AIM OF THE TASK
Within the records below, find each line that holds the string "oder", then copy it.

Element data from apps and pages
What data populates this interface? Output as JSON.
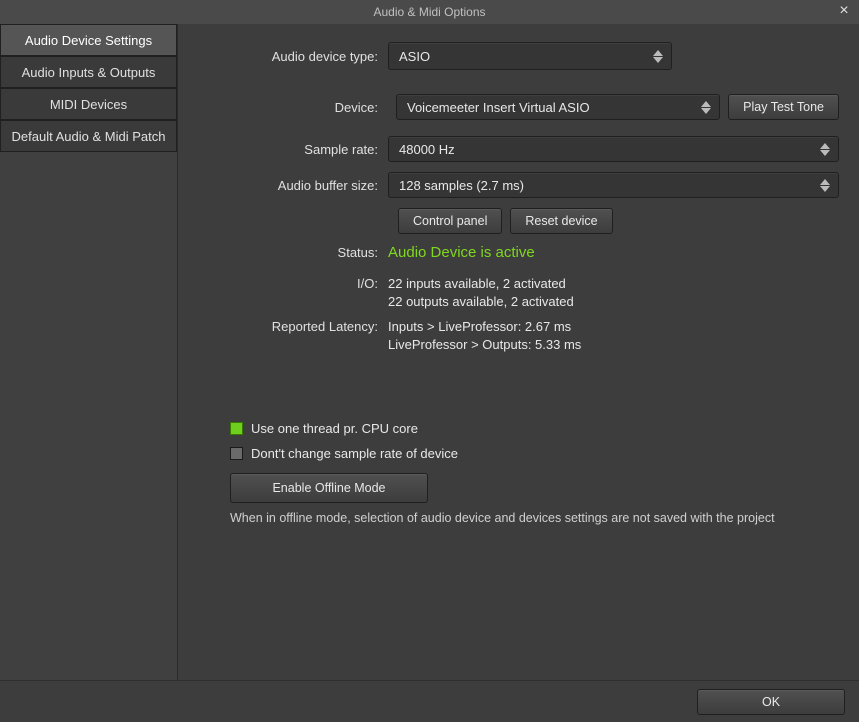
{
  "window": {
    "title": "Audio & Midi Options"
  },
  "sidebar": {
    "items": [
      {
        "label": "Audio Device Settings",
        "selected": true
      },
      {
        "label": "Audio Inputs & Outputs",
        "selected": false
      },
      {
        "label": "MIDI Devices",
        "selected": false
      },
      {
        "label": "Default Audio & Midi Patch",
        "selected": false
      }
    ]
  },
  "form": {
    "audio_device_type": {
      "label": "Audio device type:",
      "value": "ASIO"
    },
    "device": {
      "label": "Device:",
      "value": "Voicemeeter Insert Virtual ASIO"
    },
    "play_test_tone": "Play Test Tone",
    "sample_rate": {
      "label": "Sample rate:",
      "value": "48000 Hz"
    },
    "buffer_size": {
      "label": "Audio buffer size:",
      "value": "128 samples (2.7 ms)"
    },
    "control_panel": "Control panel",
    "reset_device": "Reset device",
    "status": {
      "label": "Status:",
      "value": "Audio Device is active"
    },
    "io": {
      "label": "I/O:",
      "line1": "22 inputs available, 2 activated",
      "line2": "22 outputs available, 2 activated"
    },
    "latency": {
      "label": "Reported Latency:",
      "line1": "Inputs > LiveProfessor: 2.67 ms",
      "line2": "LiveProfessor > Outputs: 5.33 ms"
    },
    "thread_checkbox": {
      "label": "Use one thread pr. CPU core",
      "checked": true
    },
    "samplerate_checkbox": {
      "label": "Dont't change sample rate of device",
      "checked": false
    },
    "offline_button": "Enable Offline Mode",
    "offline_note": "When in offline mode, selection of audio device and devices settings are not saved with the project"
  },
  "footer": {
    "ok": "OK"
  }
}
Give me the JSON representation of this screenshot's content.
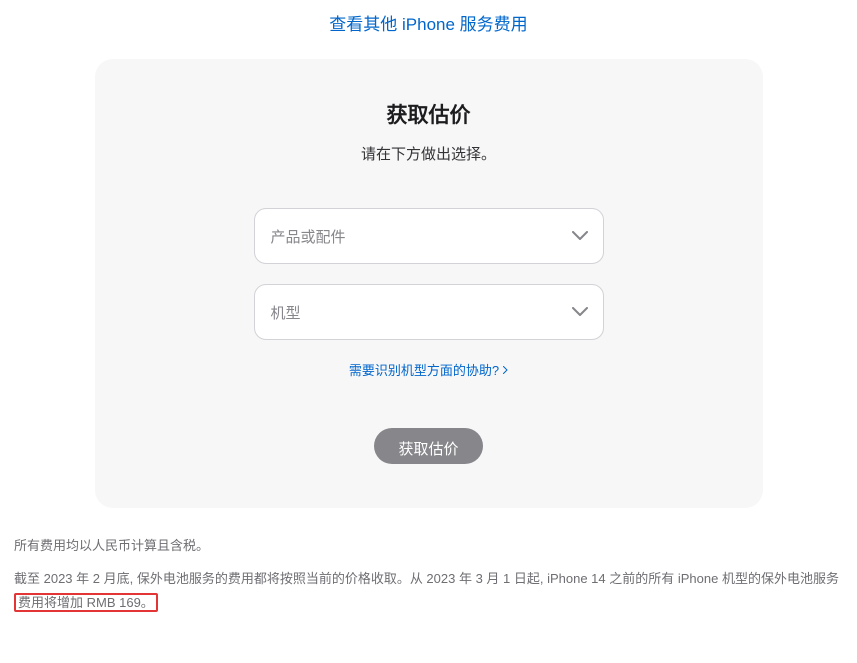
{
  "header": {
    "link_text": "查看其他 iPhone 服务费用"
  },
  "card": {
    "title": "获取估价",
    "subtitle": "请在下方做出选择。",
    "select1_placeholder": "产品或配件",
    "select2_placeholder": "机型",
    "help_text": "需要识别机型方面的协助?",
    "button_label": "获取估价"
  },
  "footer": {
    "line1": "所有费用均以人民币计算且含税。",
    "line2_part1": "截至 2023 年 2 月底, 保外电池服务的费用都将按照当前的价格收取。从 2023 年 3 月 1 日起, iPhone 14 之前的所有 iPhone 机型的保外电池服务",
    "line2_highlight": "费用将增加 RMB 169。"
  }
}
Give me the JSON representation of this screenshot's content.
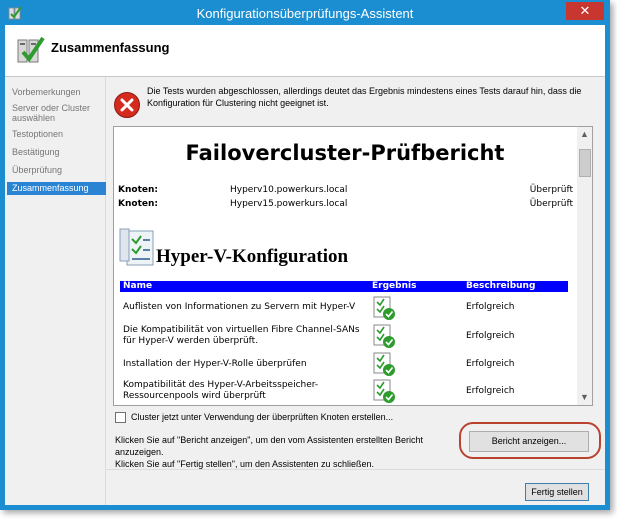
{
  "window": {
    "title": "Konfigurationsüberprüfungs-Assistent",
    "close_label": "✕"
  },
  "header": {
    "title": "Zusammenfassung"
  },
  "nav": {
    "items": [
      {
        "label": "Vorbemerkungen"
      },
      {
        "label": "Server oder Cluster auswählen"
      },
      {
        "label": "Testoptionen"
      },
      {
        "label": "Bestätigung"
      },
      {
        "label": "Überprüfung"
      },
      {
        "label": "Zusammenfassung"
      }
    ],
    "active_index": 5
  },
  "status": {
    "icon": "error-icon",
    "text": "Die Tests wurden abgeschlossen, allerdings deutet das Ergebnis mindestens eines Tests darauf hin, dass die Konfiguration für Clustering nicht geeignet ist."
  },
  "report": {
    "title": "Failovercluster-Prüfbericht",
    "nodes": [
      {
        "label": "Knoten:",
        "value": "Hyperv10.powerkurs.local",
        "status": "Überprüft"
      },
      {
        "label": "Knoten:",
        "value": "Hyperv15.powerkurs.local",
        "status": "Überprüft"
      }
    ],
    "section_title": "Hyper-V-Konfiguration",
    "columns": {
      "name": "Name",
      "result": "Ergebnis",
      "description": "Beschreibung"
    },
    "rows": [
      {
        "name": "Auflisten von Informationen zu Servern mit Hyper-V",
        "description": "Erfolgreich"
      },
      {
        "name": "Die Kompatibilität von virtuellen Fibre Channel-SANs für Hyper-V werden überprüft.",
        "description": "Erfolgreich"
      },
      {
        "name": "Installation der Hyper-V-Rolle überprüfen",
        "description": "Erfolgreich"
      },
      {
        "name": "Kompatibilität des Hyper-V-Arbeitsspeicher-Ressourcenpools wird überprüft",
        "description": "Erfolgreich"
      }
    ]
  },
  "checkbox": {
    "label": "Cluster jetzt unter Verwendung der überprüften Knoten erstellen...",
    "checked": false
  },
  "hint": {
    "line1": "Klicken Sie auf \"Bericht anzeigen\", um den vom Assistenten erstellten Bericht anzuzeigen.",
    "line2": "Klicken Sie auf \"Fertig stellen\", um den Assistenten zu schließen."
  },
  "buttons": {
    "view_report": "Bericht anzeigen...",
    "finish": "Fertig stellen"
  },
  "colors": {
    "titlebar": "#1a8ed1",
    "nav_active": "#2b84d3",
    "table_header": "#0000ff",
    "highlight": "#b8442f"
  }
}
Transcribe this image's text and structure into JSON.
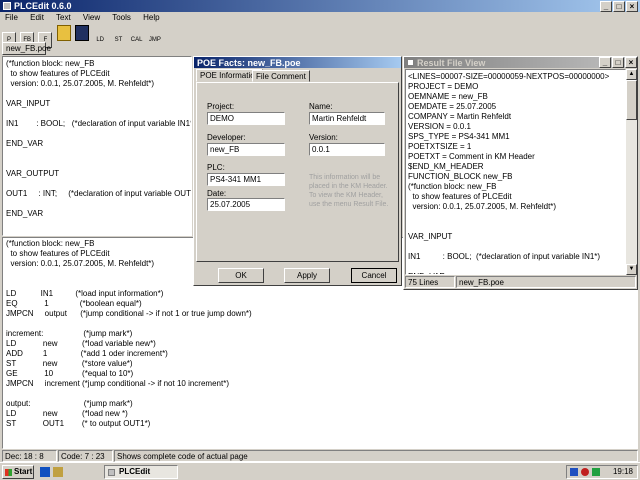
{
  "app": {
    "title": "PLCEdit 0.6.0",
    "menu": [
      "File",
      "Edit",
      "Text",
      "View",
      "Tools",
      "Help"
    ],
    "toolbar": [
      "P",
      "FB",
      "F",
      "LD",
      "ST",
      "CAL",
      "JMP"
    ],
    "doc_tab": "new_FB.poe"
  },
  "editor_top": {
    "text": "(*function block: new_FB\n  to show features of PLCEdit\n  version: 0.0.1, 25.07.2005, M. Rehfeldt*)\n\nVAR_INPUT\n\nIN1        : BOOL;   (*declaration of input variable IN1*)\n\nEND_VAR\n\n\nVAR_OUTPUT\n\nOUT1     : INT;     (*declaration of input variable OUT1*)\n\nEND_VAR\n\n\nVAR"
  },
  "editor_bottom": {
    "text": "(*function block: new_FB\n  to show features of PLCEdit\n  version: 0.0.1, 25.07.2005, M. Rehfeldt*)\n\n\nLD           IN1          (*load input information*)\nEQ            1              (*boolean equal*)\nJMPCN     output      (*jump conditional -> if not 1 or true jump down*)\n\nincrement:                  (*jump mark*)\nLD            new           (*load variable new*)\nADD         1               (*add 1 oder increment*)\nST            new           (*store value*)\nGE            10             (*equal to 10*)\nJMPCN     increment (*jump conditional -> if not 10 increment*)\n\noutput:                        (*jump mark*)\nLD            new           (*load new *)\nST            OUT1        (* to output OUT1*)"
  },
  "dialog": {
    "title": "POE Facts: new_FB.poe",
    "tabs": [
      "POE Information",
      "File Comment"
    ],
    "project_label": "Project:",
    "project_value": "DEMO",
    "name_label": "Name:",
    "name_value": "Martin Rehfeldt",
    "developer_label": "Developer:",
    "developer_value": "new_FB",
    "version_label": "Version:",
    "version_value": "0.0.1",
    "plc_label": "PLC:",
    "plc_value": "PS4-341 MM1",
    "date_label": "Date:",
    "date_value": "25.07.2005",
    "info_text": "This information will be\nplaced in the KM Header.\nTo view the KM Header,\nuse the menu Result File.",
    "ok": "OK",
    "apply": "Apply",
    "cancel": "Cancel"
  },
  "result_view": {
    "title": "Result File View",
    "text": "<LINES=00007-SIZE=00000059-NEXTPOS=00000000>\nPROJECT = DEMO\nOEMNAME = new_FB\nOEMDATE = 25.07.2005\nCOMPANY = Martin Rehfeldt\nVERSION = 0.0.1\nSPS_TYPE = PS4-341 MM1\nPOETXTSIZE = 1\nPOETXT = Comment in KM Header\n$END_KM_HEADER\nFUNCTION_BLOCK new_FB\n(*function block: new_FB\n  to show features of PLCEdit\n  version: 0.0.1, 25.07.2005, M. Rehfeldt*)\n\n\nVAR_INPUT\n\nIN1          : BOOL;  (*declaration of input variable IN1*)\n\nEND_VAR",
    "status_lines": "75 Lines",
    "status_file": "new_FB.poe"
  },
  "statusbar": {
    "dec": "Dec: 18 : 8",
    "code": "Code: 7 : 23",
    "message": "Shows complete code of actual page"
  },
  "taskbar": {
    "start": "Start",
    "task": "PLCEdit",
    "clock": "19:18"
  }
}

ANSWER AREA
        "label": "Server oder Cluster auswählen"
    "text": "(*function block: new_FB\n  to show features of PLCEdit\n  version: 0.0.1, 25.07.2005, M. Rehfeldt*)\n\n\nLD           IN1          (*load input information*)\nEQ            1              (*boolean equal*)\nJMPCN     output      (*jump conditional -> if not 1 or true jump down*)\n\nincrement:                  (*jump mark*)\nLD            new           (*load variable new*)\nADD         1               (*add 1 oder increment*)\nST            new           (*store value*)\nGE            10             (*equal to 10*)\nJMPCN     increment (*jump conditional -> if not 10 increment*)\n\noutput:                        (*jump mark*)\nLD            new           (*load new *)\nST            OUT1        (* to output OUT1*)"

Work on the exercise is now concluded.